> _What to produce_: Apart from the pictures, every entry below should be repeated exactly.

> _Dataset rows describing interfaces_:
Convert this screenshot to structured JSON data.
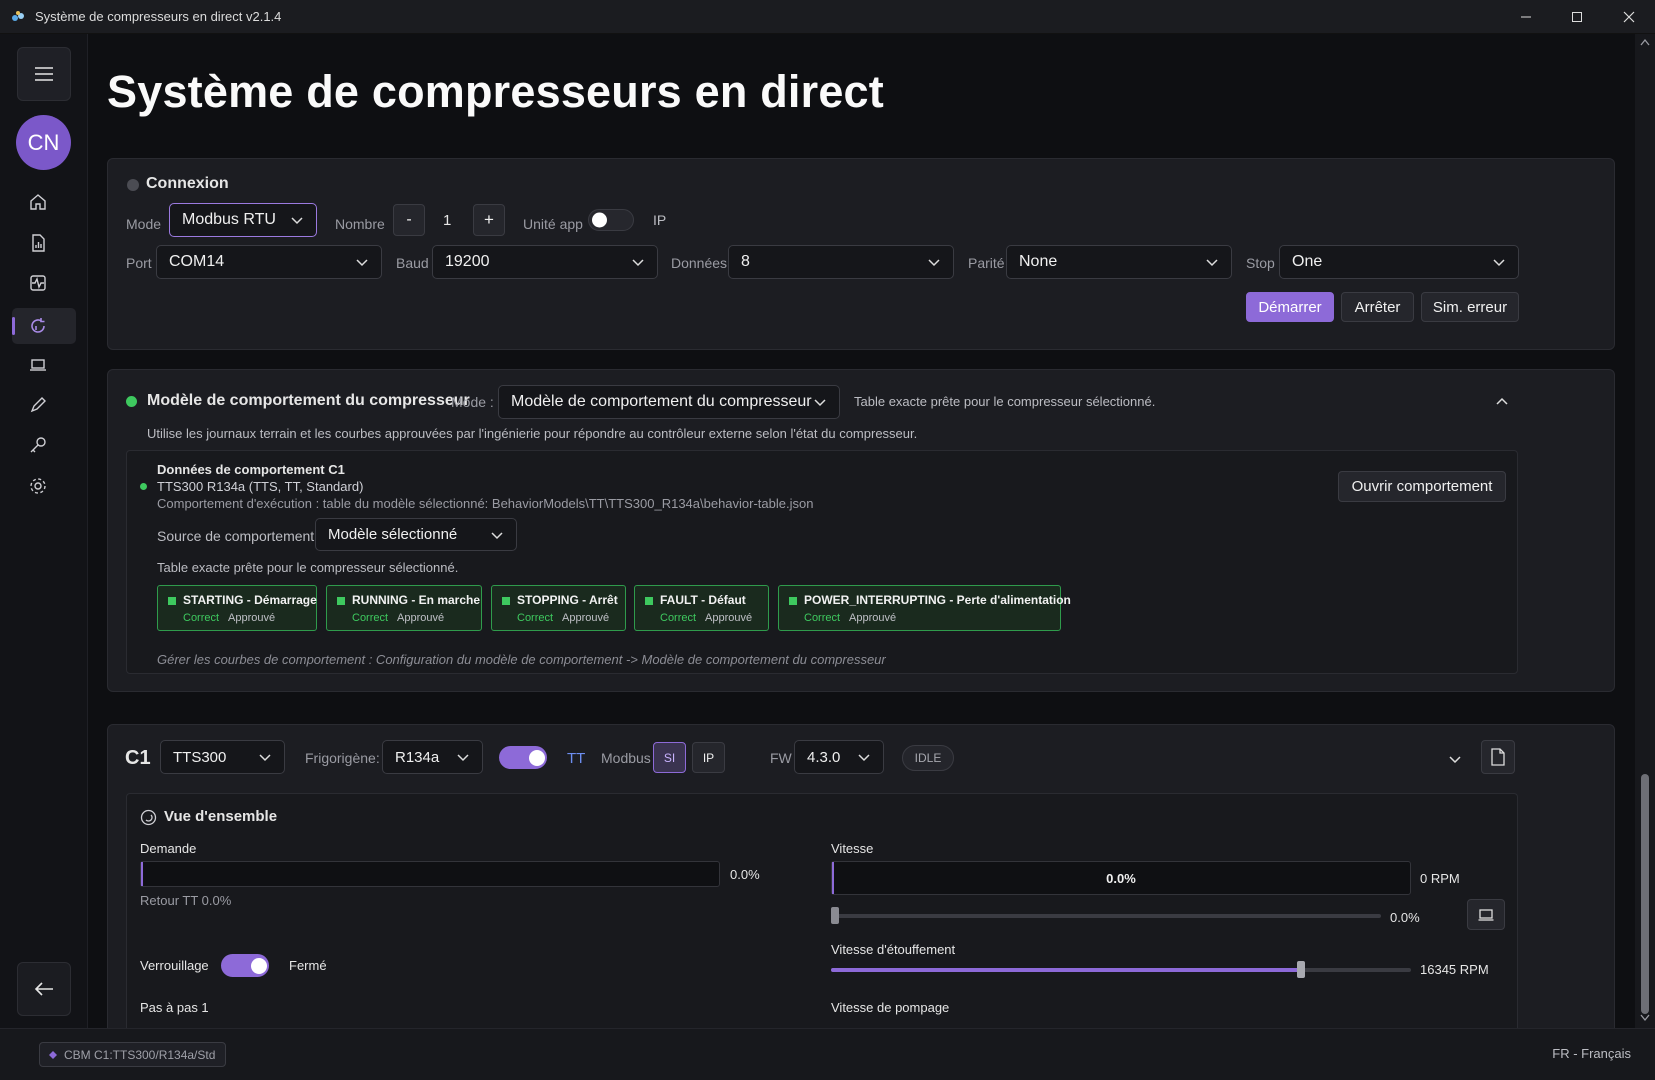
{
  "window": {
    "title": "Système de compresseurs en direct v2.1.4"
  },
  "sidebar": {
    "avatar_initials": "CN",
    "accent": "#8d6ad8",
    "items": [
      {
        "name": "home-icon"
      },
      {
        "name": "report-icon"
      },
      {
        "name": "activity-icon"
      },
      {
        "name": "live-compressor-icon"
      },
      {
        "name": "laptop-icon"
      },
      {
        "name": "pen-icon"
      },
      {
        "name": "key-icon"
      },
      {
        "name": "settings-icon"
      }
    ]
  },
  "page": {
    "title": "Système de compresseurs en direct"
  },
  "connexion": {
    "title": "Connexion",
    "mode_label": "Mode",
    "mode_value": "Modbus RTU",
    "nombre_label": "Nombre",
    "minus": "-",
    "nombre_value": "1",
    "plus": "+",
    "unite_label": "Unité app",
    "ip_label": "IP",
    "port_label": "Port",
    "port_value": "COM14",
    "baud_label": "Baud",
    "baud_value": "19200",
    "donnees_label": "Données",
    "donnees_value": "8",
    "parite_label": "Parité",
    "parite_value": "None",
    "stop_label": "Stop",
    "stop_value": "One",
    "start_btn": "Démarrer",
    "stop_btn": "Arrêter",
    "sim_btn": "Sim. erreur"
  },
  "behavior": {
    "title": "Modèle de comportement du compresseur",
    "mode_label": "Mode :",
    "mode_value": "Modèle de comportement du compresseur",
    "ready_text": "Table exacte prête pour le compresseur sélectionné.",
    "description": "Utilise les journaux terrain et les courbes approuvées par l'ingénierie pour répondre au contrôleur externe selon l'état du compresseur.",
    "data_title": "Données de comportement C1",
    "model_line": "TTS300 R134a (TTS, TT, Standard)",
    "exec_line": "Comportement d'exécution : table du modèle sélectionné: BehaviorModels\\TT\\TTS300_R134a\\behavior-table.json",
    "open_btn": "Ouvrir comportement",
    "source_label": "Source de comportement :",
    "source_value": "Modèle sélectionné",
    "ready_text2": "Table exacte prête pour le compresseur sélectionné.",
    "states": [
      {
        "name": "STARTING - Démarrage",
        "ok": "Correct",
        "ap": "Approuvé"
      },
      {
        "name": "RUNNING - En marche",
        "ok": "Correct",
        "ap": "Approuvé"
      },
      {
        "name": "STOPPING - Arrêt",
        "ok": "Correct",
        "ap": "Approuvé"
      },
      {
        "name": "FAULT - Défaut",
        "ok": "Correct",
        "ap": "Approuvé"
      },
      {
        "name": "POWER_INTERRUPTING - Perte d'alimentation",
        "ok": "Correct",
        "ap": "Approuvé"
      }
    ],
    "manage_text": "Gérer les courbes de comportement : Configuration du modèle de comportement -> Modèle de comportement du compresseur"
  },
  "c1": {
    "id": "C1",
    "model": "TTS300",
    "refrig_label": "Frigorigène:",
    "refrig_value": "R134a",
    "tt_label": "TT",
    "modbus_label": "Modbus",
    "si_label": "SI",
    "ip_label": "IP",
    "fw_label": "FW",
    "fw_value": "4.3.0",
    "state_badge": "IDLE",
    "overview_title": "Vue d'ensemble",
    "demande_label": "Demande",
    "demande_value": "0.0%",
    "retour_label": "Retour TT 0.0%",
    "vitesse_label": "Vitesse",
    "vitesse_bar_text": "0.0%",
    "vitesse_rpm": "0 RPM",
    "vitesse_slider_value": "0.0%",
    "etouff_label": "Vitesse d'étouffement",
    "etouff_value": "16345 RPM",
    "etouff_fraction": 0.81,
    "verrou_label": "Verrouillage",
    "verrou_state": "Fermé",
    "pas_label": "Pas à pas 1",
    "pompage_label": "Vitesse de pompage"
  },
  "statusbar": {
    "cbm": "CBM C1:TTS300/R134a/Std",
    "lang": "FR - Français"
  }
}
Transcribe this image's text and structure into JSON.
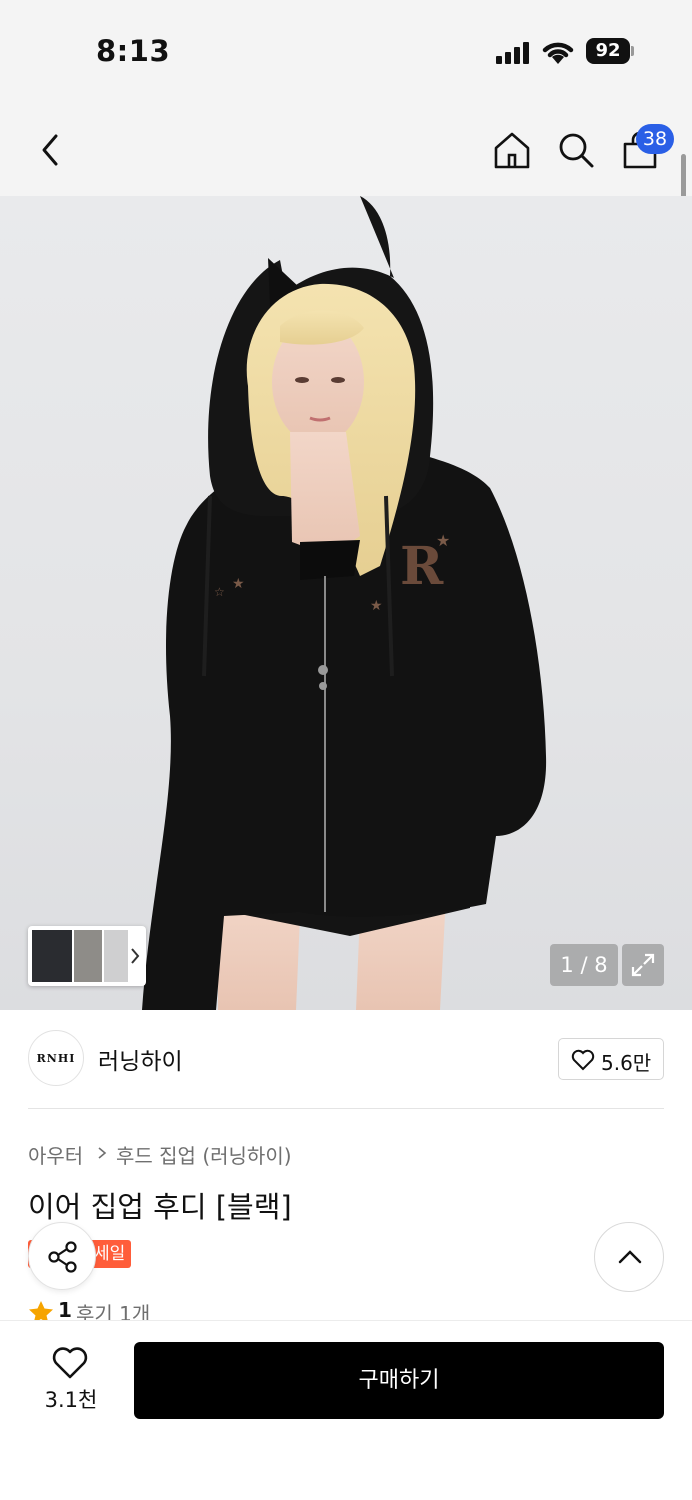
{
  "status_bar": {
    "time": "8:13",
    "battery": "92"
  },
  "nav": {
    "cart_count": "38",
    "icons": [
      "back-arrow-icon",
      "home-icon",
      "search-icon",
      "shopping-bag-icon"
    ]
  },
  "gallery": {
    "counter": "1 / 8",
    "current_image": 1,
    "total_images": 8
  },
  "brand": {
    "logo_text": "RNHI",
    "name": "러닝하이",
    "like_count": "5.6만"
  },
  "product": {
    "breadcrumb": [
      "아우터",
      "후드 집업 (러닝하이)"
    ],
    "title": "이어 집업 후디 [블랙]",
    "badge": "세일",
    "rating": "1",
    "review_text": "후기 1개"
  },
  "bottom_bar": {
    "wish_count": "3.1천",
    "buy_label": "구매하기"
  },
  "colors": {
    "cart_badge": "#2a5fe6",
    "sale_badge": "#ff5d3a",
    "star": "#f6a400",
    "buy_button": "#000000"
  }
}
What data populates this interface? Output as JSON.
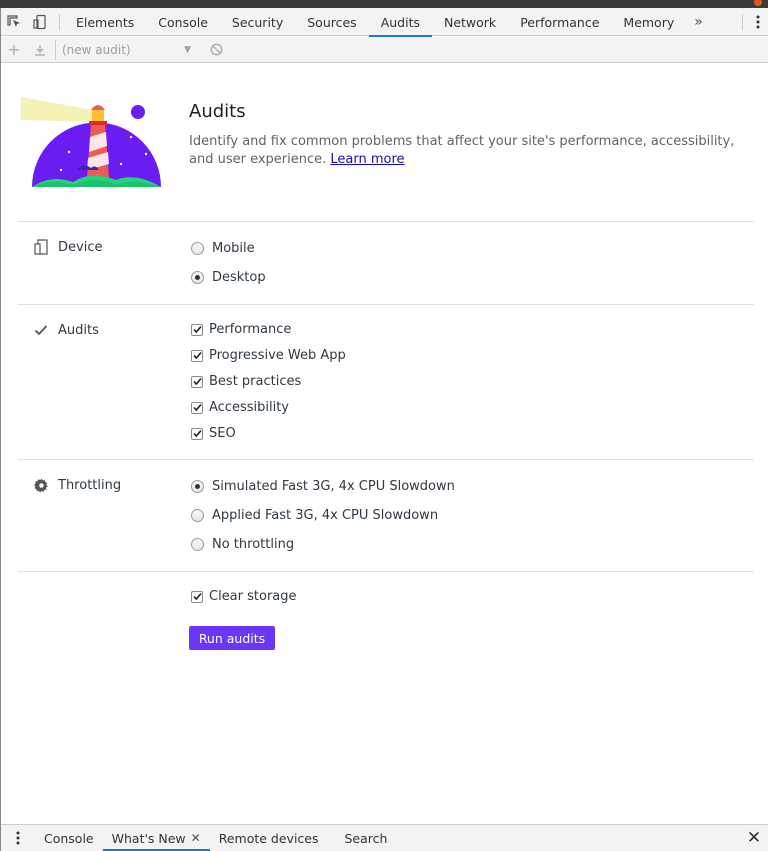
{
  "tabs": [
    {
      "label": "Elements",
      "active": false
    },
    {
      "label": "Console",
      "active": false
    },
    {
      "label": "Security",
      "active": false
    },
    {
      "label": "Sources",
      "active": false
    },
    {
      "label": "Audits",
      "active": true
    },
    {
      "label": "Network",
      "active": false
    },
    {
      "label": "Performance",
      "active": false
    },
    {
      "label": "Memory",
      "active": false
    }
  ],
  "toolbar": {
    "audit_select": "(new audit)"
  },
  "hero": {
    "title": "Audits",
    "description": "Identify and fix common problems that affect your site's performance, accessibility, and user experience.",
    "learn_more": "Learn more"
  },
  "device": {
    "label": "Device",
    "options": [
      {
        "label": "Mobile",
        "checked": false
      },
      {
        "label": "Desktop",
        "checked": true
      }
    ]
  },
  "audits": {
    "label": "Audits",
    "options": [
      {
        "label": "Performance",
        "checked": true
      },
      {
        "label": "Progressive Web App",
        "checked": true
      },
      {
        "label": "Best practices",
        "checked": true
      },
      {
        "label": "Accessibility",
        "checked": true
      },
      {
        "label": "SEO",
        "checked": true
      }
    ]
  },
  "throttling": {
    "label": "Throttling",
    "options": [
      {
        "label": "Simulated Fast 3G, 4x CPU Slowdown",
        "checked": true
      },
      {
        "label": "Applied Fast 3G, 4x CPU Slowdown",
        "checked": false
      },
      {
        "label": "No throttling",
        "checked": false
      }
    ]
  },
  "clear_storage": {
    "label": "Clear storage",
    "checked": true
  },
  "run_button": "Run audits",
  "drawer": {
    "tabs": [
      {
        "label": "Console",
        "active": false,
        "closable": false
      },
      {
        "label": "What's New",
        "active": true,
        "closable": true
      },
      {
        "label": "Remote devices",
        "active": false,
        "closable": false
      },
      {
        "label": "Search",
        "active": false,
        "closable": false
      }
    ]
  },
  "colors": {
    "accent": "#1a73e8",
    "run_button": "#6b37f7",
    "logo_purple": "#6a1cf2"
  }
}
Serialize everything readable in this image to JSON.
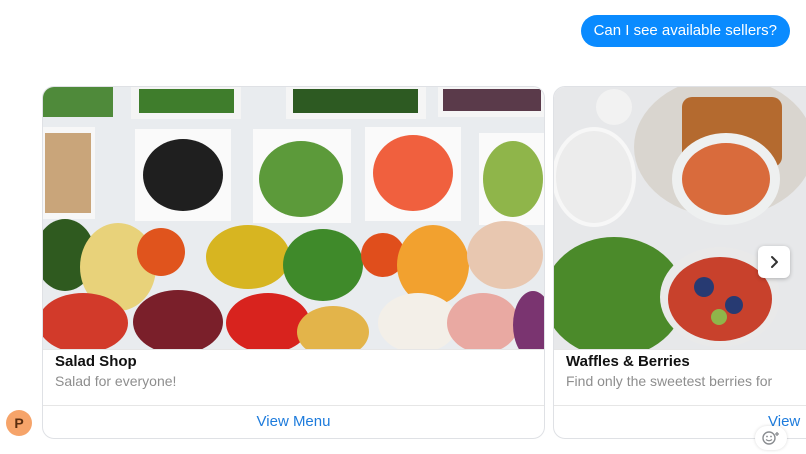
{
  "conversation": {
    "user_message": "Can I see available sellers?",
    "avatar_initial": "P"
  },
  "carousel": {
    "cards": [
      {
        "title": "Salad Shop",
        "subtitle": "Salad for everyone!",
        "action_label": "View Menu"
      },
      {
        "title": "Waffles & Berries",
        "subtitle": "Find only the sweetest berries for",
        "action_label": "View Menu"
      }
    ],
    "next_icon": "chevron-right-icon"
  },
  "reaction": {
    "icon": "add-reaction-icon"
  },
  "colors": {
    "user_bubble": "#0a8bff",
    "link": "#1d7bdc",
    "avatar": "#f6a46a"
  }
}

> _Completed task_:
Convert this screenshot to structured JSON data.
{
  "window": {
    "title": "Système de compresseurs en direct v2.1.4"
  },
  "sidebar": {
    "avatar_initials": "CN",
    "accent": "#8d6ad8",
    "items": [
      {
        "name": "home-icon"
      },
      {
        "name": "report-icon"
      },
      {
        "name": "activity-icon"
      },
      {
        "name": "live-compressor-icon"
      },
      {
        "name": "laptop-icon"
      },
      {
        "name": "pen-icon"
      },
      {
        "name": "key-icon"
      },
      {
        "name": "settings-icon"
      }
    ]
  },
  "page": {
    "title": "Système de compresseurs en direct"
  },
  "connexion": {
    "title": "Connexion",
    "mode_label": "Mode",
    "mode_value": "Modbus RTU",
    "nombre_label": "Nombre",
    "minus": "-",
    "nombre_value": "1",
    "plus": "+",
    "unite_label": "Unité app",
    "ip_label": "IP",
    "port_label": "Port",
    "port_value": "COM14",
    "baud_label": "Baud",
    "baud_value": "19200",
    "donnees_label": "Données",
    "donnees_value": "8",
    "parite_label": "Parité",
    "parite_value": "None",
    "stop_label": "Stop",
    "stop_value": "One",
    "start_btn": "Démarrer",
    "stop_btn": "Arrêter",
    "sim_btn": "Sim. erreur"
  },
  "behavior": {
    "title": "Modèle de comportement du compresseur",
    "mode_label": "Mode :",
    "mode_value": "Modèle de comportement du compresseur",
    "ready_text": "Table exacte prête pour le compresseur sélectionné.",
    "description": "Utilise les journaux terrain et les courbes approuvées par l'ingénierie pour répondre au contrôleur externe selon l'état du compresseur.",
    "data_title": "Données de comportement C1",
    "model_line": "TTS300 R134a (TTS, TT, Standard)",
    "exec_line": "Comportement d'exécution : table du modèle sélectionné: BehaviorModels\\TT\\TTS300_R134a\\behavior-table.json",
    "open_btn": "Ouvrir comportement",
    "source_label": "Source de comportement :",
    "source_value": "Modèle sélectionné",
    "ready_text2": "Table exacte prête pour le compresseur sélectionné.",
    "states": [
      {
        "name": "STARTING - Démarrage",
        "ok": "Correct",
        "ap": "Approuvé"
      },
      {
        "name": "RUNNING - En marche",
        "ok": "Correct",
        "ap": "Approuvé"
      },
      {
        "name": "STOPPING - Arrêt",
        "ok": "Correct",
        "ap": "Approuvé"
      },
      {
        "name": "FAULT - Défaut",
        "ok": "Correct",
        "ap": "Approuvé"
      },
      {
        "name": "POWER_INTERRUPTING - Perte d'alimentation",
        "ok": "Correct",
        "ap": "Approuvé"
      }
    ],
    "manage_text": "Gérer les courbes de comportement : Configuration du modèle de comportement -> Modèle de comportement du compresseur"
  },
  "c1": {
    "id": "C1",
    "model": "TTS300",
    "refrig_label": "Frigorigène:",
    "refrig_value": "R134a",
    "tt_label": "TT",
    "modbus_label": "Modbus",
    "si_label": "SI",
    "ip_label": "IP",
    "fw_label": "FW",
    "fw_value": "4.3.0",
    "state_badge": "IDLE",
    "overview_title": "Vue d'ensemble",
    "demande_label": "Demande",
    "demande_value": "0.0%",
    "retour_label": "Retour TT 0.0%",
    "vitesse_label": "Vitesse",
    "vitesse_bar_text": "0.0%",
    "vitesse_rpm": "0 RPM",
    "vitesse_slider_value": "0.0%",
    "etouff_label": "Vitesse d'étouffement",
    "etouff_value": "16345 RPM",
    "etouff_fraction": 0.81,
    "verrou_label": "Verrouillage",
    "verrou_state": "Fermé",
    "pas_label": "Pas à pas 1",
    "pompage_label": "Vitesse de pompage"
  },
  "statusbar": {
    "cbm": "CBM C1:TTS300/R134a/Std",
    "lang": "FR - Français"
  }
}
Transcribe this image's text and structure into JSON.
{
  "status_bar": {
    "time": "8:13",
    "battery": "92"
  },
  "nav": {
    "cart_count": "38",
    "icons": [
      "back-arrow-icon",
      "home-icon",
      "search-icon",
      "shopping-bag-icon"
    ]
  },
  "gallery": {
    "counter": "1 / 8",
    "current_image": 1,
    "total_images": 8
  },
  "brand": {
    "logo_text": "RNHI",
    "name": "러닝하이",
    "like_count": "5.6만"
  },
  "product": {
    "breadcrumb": [
      "아우터",
      "후드 집업 (러닝하이)"
    ],
    "title": "이어 집업 후디 [블랙]",
    "badge": "세일",
    "rating": "1",
    "review_text": "후기 1개"
  },
  "bottom_bar": {
    "wish_count": "3.1천",
    "buy_label": "구매하기"
  },
  "colors": {
    "cart_badge": "#2a5fe6",
    "sale_badge": "#ff5d3a",
    "star": "#f6a400",
    "buy_button": "#000000"
  }
}
What data populates this interface? Output as JSON.
{
  "tabs": [
    {
      "label": "Elements",
      "active": false
    },
    {
      "label": "Console",
      "active": false
    },
    {
      "label": "Security",
      "active": false
    },
    {
      "label": "Sources",
      "active": false
    },
    {
      "label": "Audits",
      "active": true
    },
    {
      "label": "Network",
      "active": false
    },
    {
      "label": "Performance",
      "active": false
    },
    {
      "label": "Memory",
      "active": false
    }
  ],
  "toolbar": {
    "audit_select": "(new audit)"
  },
  "hero": {
    "title": "Audits",
    "description": "Identify and fix common problems that affect your site's performance, accessibility, and user experience.",
    "learn_more": "Learn more"
  },
  "device": {
    "label": "Device",
    "options": [
      {
        "label": "Mobile",
        "checked": false
      },
      {
        "label": "Desktop",
        "checked": true
      }
    ]
  },
  "audits": {
    "label": "Audits",
    "options": [
      {
        "label": "Performance",
        "checked": true
      },
      {
        "label": "Progressive Web App",
        "checked": true
      },
      {
        "label": "Best practices",
        "checked": true
      },
      {
        "label": "Accessibility",
        "checked": true
      },
      {
        "label": "SEO",
        "checked": true
      }
    ]
  },
  "throttling": {
    "label": "Throttling",
    "options": [
      {
        "label": "Simulated Fast 3G, 4x CPU Slowdown",
        "checked": true
      },
      {
        "label": "Applied Fast 3G, 4x CPU Slowdown",
        "checked": false
      },
      {
        "label": "No throttling",
        "checked": false
      }
    ]
  },
  "clear_storage": {
    "label": "Clear storage",
    "checked": true
  },
  "run_button": "Run audits",
  "drawer": {
    "tabs": [
      {
        "label": "Console",
        "active": false,
        "closable": false
      },
      {
        "label": "What's New",
        "active": true,
        "closable": true
      },
      {
        "label": "Remote devices",
        "active": false,
        "closable": false
      },
      {
        "label": "Search",
        "active": false,
        "closable": false
      }
    ]
  },
  "colors": {
    "accent": "#1a73e8",
    "run_button": "#6b37f7",
    "logo_purple": "#6a1cf2"
  }
}
Serialize everything readable in this image to JSON.
{
  "conversation": {
    "user_message": "Can I see available sellers?",
    "avatar_initial": "P"
  },
  "carousel": {
    "cards": [
      {
        "title": "Salad Shop",
        "subtitle": "Salad for everyone!",
        "action_label": "View Menu"
      },
      {
        "title": "Waffles & Berries",
        "subtitle": "Find only the sweetest berries for",
        "action_label": "View Menu"
      }
    ],
    "next_icon": "chevron-right-icon"
  },
  "reaction": {
    "icon": "add-reaction-icon"
  },
  "colors": {
    "user_bubble": "#0a8bff",
    "link": "#1d7bdc",
    "avatar": "#f6a46a"
  }
}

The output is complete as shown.